Output the whole listing with nothing altered.

......

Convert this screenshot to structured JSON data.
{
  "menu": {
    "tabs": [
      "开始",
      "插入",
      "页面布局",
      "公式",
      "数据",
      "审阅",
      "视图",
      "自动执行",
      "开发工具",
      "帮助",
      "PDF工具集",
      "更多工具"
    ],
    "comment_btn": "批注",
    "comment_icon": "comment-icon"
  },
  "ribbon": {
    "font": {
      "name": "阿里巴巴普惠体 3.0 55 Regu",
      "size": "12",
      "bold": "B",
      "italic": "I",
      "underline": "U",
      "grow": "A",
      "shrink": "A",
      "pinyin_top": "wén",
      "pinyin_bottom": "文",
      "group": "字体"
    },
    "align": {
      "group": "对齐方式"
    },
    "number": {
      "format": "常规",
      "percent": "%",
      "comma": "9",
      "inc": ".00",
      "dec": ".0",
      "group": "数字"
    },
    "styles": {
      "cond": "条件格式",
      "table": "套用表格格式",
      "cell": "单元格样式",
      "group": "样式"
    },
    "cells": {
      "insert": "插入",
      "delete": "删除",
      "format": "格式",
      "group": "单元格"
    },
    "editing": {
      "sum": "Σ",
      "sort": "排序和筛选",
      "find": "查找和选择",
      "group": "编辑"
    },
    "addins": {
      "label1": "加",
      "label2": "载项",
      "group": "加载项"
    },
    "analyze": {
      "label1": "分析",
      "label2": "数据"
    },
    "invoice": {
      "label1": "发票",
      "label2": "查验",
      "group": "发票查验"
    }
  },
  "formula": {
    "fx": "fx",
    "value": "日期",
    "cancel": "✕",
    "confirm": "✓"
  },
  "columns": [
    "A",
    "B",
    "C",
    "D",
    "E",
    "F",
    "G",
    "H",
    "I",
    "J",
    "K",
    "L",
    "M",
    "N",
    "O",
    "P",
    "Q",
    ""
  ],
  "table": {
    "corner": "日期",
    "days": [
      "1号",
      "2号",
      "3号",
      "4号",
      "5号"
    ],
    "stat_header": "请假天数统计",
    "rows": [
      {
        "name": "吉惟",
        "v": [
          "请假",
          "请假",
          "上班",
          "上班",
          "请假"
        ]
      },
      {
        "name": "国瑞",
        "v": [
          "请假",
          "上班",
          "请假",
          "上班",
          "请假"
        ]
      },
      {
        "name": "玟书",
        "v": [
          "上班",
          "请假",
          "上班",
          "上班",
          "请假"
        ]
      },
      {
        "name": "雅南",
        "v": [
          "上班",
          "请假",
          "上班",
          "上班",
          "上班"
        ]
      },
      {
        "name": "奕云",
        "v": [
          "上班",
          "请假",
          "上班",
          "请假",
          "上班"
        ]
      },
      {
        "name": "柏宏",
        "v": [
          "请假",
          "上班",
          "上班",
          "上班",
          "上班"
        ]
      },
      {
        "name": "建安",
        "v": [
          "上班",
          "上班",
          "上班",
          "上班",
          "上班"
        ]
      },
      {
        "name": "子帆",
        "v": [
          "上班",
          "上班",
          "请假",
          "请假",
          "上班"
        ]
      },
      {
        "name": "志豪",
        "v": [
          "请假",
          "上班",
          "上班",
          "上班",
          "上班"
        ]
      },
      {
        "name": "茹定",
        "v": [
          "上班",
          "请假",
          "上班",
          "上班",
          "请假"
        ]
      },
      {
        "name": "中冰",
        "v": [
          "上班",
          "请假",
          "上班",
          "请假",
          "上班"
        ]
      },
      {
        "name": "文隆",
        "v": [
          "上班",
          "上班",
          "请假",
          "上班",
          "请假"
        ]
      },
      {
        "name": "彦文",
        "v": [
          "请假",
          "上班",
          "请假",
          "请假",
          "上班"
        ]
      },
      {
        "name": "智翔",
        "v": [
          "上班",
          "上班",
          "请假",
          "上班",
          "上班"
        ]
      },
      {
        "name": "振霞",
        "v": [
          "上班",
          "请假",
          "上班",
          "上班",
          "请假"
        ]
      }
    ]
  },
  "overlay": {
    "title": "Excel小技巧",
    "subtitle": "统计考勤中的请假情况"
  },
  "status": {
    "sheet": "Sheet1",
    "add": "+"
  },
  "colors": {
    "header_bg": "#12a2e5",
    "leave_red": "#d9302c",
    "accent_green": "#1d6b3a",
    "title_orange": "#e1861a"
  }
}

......

__Output below__
Convert this screenshot to structured JSON data.
{
  "menu": {
    "tabs": [
      "开始",
      "插入",
      "页面布局",
      "公式",
      "数据",
      "审阅",
      "视图",
      "自动执行",
      "开发工具",
      "帮助",
      "PDF工具集",
      "更多工具"
    ],
    "comment_btn": "批注",
    "comment_icon": "comment-icon"
  },
  "ribbon": {
    "font": {
      "name": "阿里巴巴普惠体 3.0 55 Regu",
      "size": "12",
      "bold": "B",
      "italic": "I",
      "underline": "U",
      "grow": "A",
      "shrink": "A",
      "pinyin_top": "wén",
      "pinyin_bottom": "文",
      "group": "字体"
    },
    "align": {
      "group": "对齐方式"
    },
    "number": {
      "format": "常规",
      "percent": "%",
      "comma": "9",
      "inc": ".00",
      "dec": ".0",
      "group": "数字"
    },
    "styles": {
      "cond": "条件格式",
      "table": "套用表格格式",
      "cell": "单元格样式",
      "group": "样式"
    },
    "cells": {
      "insert": "插入",
      "delete": "删除",
      "format": "格式",
      "group": "单元格"
    },
    "editing": {
      "sum": "Σ",
      "sort": "排序和筛选",
      "find": "查找和选择",
      "group": "编辑"
    },
    "addins": {
      "label1": "加",
      "label2": "载项",
      "group": "加载项"
    },
    "analyze": {
      "label1": "分析",
      "label2": "数据"
    },
    "invoice": {
      "label1": "发票",
      "label2": "查验",
      "group": "发票查验"
    }
  },
  "formula": {
    "fx": "fx",
    "value": "日期",
    "cancel": "✕",
    "confirm": "✓"
  },
  "columns": [
    "A",
    "B",
    "C",
    "D",
    "E",
    "F",
    "G",
    "H",
    "I",
    "J",
    "K",
    "L",
    "M",
    "N",
    "O",
    "P",
    "Q",
    ""
  ],
  "table": {
    "corner": "日期",
    "days": [
      "1号",
      "2号",
      "3号",
      "4号",
      "5号"
    ],
    "stat_header": "请假天数统计",
    "rows": [
      {
        "name": "吉惟",
        "v": [
          "请假",
          "请假",
          "上班",
          "上班",
          "请假"
        ]
      },
      {
        "name": "国瑞",
        "v": [
          "请假",
          "上班",
          "请假",
          "上班",
          "请假"
        ]
      },
      {
        "name": "玟书",
        "v": [
          "上班",
          "请假",
          "上班",
          "上班",
          "请假"
        ]
      },
      {
        "name": "雅南",
        "v": [
          "上班",
          "请假",
          "上班",
          "上班",
          "上班"
        ]
      },
      {
        "name": "奕云",
        "v": [
          "上班",
          "请假",
          "上班",
          "请假",
          "上班"
        ]
      },
      {
        "name": "柏宏",
        "v": [
          "请假",
          "上班",
          "上班",
          "上班",
          "上班"
        ]
      },
      {
        "name": "建安",
        "v": [
          "上班",
          "上班",
          "上班",
          "上班",
          "上班"
        ]
      },
      {
        "name": "子帆",
        "v": [
          "上班",
          "上班",
          "请假",
          "请假",
          "上班"
        ]
      },
      {
        "name": "志豪",
        "v": [
          "请假",
          "上班",
          "上班",
          "上班",
          "上班"
        ]
      },
      {
        "name": "茹定",
        "v": [
          "上班",
          "请假",
          "上班",
          "上班",
          "请假"
        ]
      },
      {
        "name": "中冰",
        "v": [
          "上班",
          "请假",
          "上班",
          "请假",
          "上班"
        ]
      },
      {
        "name": "文隆",
        "v": [
          "上班",
          "上班",
          "请假",
          "上班",
          "请假"
        ]
      },
      {
        "name": "彦文",
        "v": [
          "请假",
          "上班",
          "请假",
          "请假",
          "上班"
        ]
      },
      {
        "name": "智翔",
        "v": [
          "上班",
          "上班",
          "请假",
          "上班",
          "上班"
        ]
      },
      {
        "name": "振霞",
        "v": [
          "上班",
          "请假",
          "上班",
          "上班",
          "请假"
        ]
      }
    ]
  },
  "overlay": {
    "title": "Excel小技巧",
    "subtitle": "统计考勤中的请假情况"
  },
  "status": {
    "sheet": "Sheet1",
    "add": "+"
  },
  "colors": {
    "header_bg": "#12a2e5",
    "leave_red": "#d9302c",
    "accent_green": "#1d6b3a",
    "title_orange": "#e1861a"
  }
}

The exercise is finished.